* _Your instructions_:
Please retype the records that appear below, exactly and in full.

━━━━━ Exercise data

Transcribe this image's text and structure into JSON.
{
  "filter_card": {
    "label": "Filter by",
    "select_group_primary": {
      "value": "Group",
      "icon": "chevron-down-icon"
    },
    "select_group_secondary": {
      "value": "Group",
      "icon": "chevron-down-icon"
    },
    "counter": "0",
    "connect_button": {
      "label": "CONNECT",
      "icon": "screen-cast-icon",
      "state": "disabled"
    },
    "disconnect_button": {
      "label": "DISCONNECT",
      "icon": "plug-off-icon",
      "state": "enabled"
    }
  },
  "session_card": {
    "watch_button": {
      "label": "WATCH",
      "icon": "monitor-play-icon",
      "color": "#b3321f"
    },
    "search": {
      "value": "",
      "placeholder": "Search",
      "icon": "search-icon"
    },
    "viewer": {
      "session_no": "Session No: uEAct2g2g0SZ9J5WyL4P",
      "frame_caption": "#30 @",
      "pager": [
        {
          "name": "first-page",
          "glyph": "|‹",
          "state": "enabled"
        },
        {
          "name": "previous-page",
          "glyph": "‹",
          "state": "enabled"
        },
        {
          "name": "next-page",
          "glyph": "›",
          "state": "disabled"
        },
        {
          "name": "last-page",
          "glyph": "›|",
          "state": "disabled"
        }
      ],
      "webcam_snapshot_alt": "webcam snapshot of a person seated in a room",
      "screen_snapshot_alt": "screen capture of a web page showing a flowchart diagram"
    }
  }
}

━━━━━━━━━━

* _Task response_:
Transcribe this image's text and structure into JSON.
{
  "filter_card": {
    "label": "Filter by",
    "select_group_primary": {
      "value": "Group",
      "icon": "chevron-down-icon"
    },
    "select_group_secondary": {
      "value": "Group",
      "icon": "chevron-down-icon"
    },
    "counter": "0",
    "connect_button": {
      "label": "CONNECT",
      "icon": "screen-cast-icon",
      "state": "disabled"
    },
    "disconnect_button": {
      "label": "DISCONNECT",
      "icon": "plug-off-icon",
      "state": "enabled"
    }
  },
  "session_card": {
    "watch_button": {
      "label": "WATCH",
      "icon": "monitor-play-icon",
      "color": "#b3321f"
    },
    "search": {
      "value": "",
      "placeholder": "Search",
      "icon": "search-icon"
    },
    "viewer": {
      "session_no": "Session No: uEAct2g2g0SZ9J5WyL4P",
      "frame_caption": "#30 @",
      "pager": [
        {
          "name": "first-page",
          "glyph": "|‹",
          "state": "enabled"
        },
        {
          "name": "previous-page",
          "glyph": "‹",
          "state": "enabled"
        },
        {
          "name": "next-page",
          "glyph": "›",
          "state": "disabled"
        },
        {
          "name": "last-page",
          "glyph": "›|",
          "state": "disabled"
        }
      ],
      "webcam_snapshot_alt": "webcam snapshot of a person seated in a room",
      "screen_snapshot_alt": "screen capture of a web page showing a flowchart diagram"
    }
  }
}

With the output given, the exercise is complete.